• **WHAT THE TASK ASKS**: In the records that follow, locate every line with "settings" and extract it.

INPUT DATA START

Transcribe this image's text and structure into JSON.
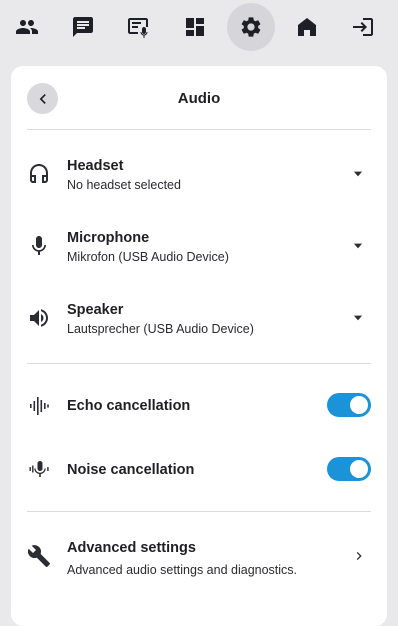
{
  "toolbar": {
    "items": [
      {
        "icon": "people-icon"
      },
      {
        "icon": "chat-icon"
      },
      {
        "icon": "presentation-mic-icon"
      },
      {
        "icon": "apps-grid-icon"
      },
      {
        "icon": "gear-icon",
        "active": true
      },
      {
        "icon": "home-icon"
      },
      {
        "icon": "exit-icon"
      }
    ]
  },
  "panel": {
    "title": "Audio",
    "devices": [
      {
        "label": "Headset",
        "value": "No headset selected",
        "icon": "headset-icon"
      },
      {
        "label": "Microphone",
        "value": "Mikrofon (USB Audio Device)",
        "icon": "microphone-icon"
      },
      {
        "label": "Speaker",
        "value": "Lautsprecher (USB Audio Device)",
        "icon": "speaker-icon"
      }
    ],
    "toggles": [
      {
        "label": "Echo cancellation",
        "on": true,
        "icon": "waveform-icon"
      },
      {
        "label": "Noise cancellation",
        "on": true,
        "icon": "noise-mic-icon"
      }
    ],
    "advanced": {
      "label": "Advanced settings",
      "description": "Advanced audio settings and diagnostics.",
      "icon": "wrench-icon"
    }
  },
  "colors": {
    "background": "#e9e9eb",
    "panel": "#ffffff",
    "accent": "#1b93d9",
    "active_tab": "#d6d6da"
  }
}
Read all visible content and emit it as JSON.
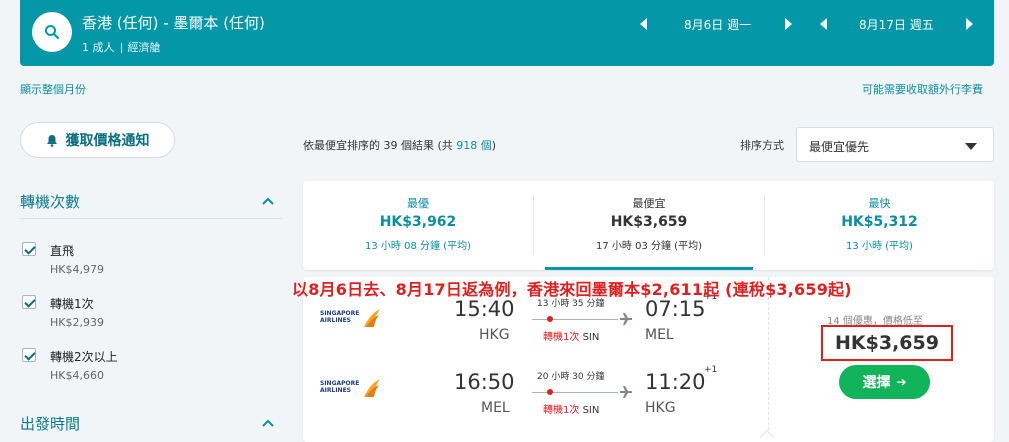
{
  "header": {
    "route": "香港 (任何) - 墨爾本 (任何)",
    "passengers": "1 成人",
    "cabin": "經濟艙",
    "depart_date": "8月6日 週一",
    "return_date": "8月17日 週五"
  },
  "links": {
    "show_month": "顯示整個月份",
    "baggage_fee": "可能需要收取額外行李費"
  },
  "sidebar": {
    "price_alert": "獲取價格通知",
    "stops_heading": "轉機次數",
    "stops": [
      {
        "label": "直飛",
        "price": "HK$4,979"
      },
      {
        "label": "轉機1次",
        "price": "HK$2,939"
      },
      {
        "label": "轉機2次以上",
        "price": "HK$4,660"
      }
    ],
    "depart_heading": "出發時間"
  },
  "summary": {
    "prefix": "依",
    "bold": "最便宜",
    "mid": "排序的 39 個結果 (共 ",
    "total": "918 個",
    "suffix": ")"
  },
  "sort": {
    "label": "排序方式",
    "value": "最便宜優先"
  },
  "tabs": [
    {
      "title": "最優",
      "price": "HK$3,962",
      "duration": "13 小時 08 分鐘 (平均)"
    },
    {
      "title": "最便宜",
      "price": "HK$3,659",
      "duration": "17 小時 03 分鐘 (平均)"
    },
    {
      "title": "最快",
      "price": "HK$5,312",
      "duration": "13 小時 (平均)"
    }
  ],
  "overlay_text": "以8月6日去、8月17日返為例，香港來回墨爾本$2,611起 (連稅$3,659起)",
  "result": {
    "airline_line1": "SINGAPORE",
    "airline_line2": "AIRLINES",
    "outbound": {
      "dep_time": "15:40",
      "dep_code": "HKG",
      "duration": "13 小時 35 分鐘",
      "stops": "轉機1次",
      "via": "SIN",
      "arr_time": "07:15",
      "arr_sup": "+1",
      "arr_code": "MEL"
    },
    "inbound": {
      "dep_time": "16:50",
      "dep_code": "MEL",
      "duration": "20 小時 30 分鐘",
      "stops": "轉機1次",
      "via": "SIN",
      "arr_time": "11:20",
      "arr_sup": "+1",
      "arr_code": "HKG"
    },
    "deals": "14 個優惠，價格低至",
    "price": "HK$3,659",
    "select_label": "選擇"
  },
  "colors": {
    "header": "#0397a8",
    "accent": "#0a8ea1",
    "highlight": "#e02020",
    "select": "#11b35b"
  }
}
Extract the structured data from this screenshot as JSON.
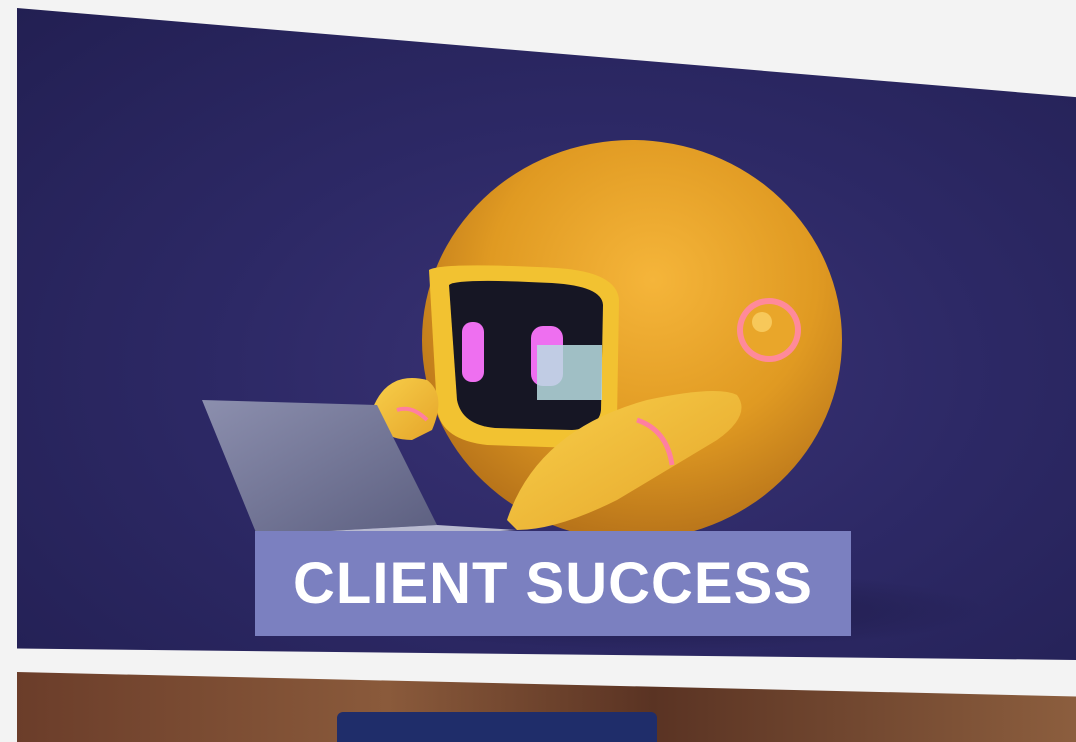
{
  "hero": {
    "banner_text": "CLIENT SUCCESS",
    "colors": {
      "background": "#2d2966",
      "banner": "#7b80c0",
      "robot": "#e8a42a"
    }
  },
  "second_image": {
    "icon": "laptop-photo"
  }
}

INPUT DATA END
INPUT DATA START

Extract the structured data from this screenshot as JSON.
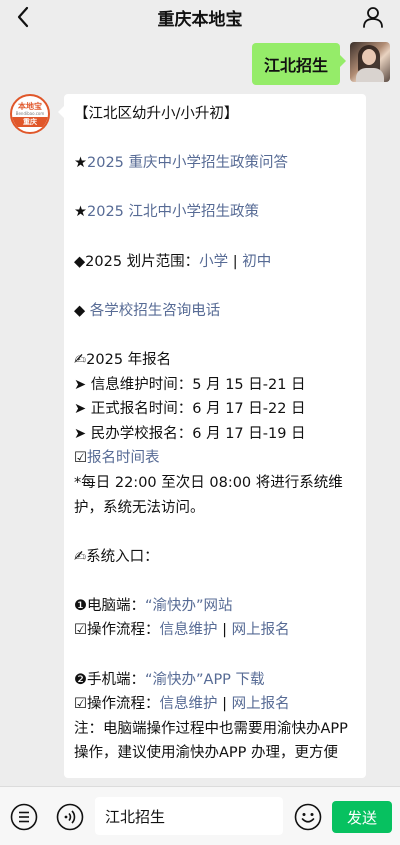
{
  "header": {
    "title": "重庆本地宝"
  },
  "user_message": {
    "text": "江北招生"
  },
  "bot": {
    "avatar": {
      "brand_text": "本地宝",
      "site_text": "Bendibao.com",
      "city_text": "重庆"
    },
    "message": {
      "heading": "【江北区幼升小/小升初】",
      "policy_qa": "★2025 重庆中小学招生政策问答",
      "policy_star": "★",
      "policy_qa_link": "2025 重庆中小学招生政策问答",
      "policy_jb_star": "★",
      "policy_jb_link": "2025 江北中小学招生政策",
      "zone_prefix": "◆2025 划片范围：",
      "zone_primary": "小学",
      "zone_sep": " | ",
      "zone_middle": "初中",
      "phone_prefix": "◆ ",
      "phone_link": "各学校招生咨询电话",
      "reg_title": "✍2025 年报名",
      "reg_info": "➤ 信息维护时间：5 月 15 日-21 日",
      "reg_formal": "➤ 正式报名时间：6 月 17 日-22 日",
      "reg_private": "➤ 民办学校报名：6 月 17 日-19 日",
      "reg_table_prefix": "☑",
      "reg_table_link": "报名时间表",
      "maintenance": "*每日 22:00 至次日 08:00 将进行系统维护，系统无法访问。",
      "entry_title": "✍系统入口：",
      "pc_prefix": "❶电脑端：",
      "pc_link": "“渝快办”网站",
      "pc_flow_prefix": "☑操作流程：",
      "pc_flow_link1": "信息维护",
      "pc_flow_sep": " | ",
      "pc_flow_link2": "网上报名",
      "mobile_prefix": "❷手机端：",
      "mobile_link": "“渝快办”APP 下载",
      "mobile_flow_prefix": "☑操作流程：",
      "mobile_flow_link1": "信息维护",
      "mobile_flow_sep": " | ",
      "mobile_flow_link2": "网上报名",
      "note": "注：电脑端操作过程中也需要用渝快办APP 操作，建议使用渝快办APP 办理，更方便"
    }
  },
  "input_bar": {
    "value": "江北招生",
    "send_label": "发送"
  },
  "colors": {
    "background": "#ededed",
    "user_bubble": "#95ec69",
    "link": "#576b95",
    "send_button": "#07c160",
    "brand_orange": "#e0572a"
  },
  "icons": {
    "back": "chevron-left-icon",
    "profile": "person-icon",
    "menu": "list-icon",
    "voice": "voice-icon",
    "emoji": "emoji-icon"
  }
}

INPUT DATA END
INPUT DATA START

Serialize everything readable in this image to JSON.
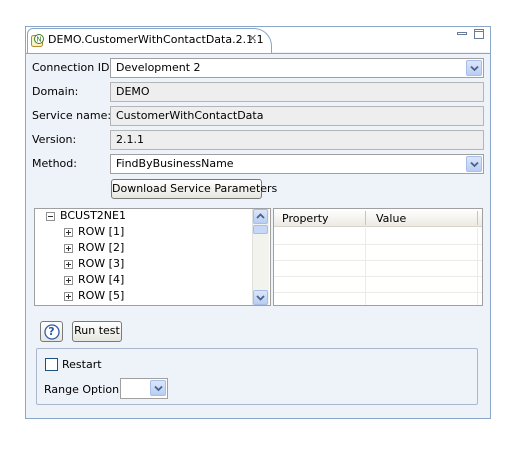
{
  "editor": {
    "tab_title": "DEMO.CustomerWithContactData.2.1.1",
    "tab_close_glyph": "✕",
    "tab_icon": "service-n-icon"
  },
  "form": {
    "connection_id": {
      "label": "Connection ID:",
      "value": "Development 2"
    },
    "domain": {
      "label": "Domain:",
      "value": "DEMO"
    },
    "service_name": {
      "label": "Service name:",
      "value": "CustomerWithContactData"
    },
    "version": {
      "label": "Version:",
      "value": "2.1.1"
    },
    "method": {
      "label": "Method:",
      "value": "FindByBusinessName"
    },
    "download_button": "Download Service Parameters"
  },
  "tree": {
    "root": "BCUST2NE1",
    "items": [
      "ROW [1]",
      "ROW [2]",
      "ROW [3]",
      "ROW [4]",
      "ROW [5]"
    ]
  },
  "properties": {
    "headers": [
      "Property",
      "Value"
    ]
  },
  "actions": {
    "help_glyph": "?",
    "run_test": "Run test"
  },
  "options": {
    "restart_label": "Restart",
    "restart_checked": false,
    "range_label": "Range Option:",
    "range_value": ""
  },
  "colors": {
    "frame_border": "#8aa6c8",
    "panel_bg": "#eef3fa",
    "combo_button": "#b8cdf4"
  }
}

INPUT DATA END

• **WRITTEN REPLY**:
      "label": "Advanced settings",
      "description": "Advanced audio settings and diagnostics.",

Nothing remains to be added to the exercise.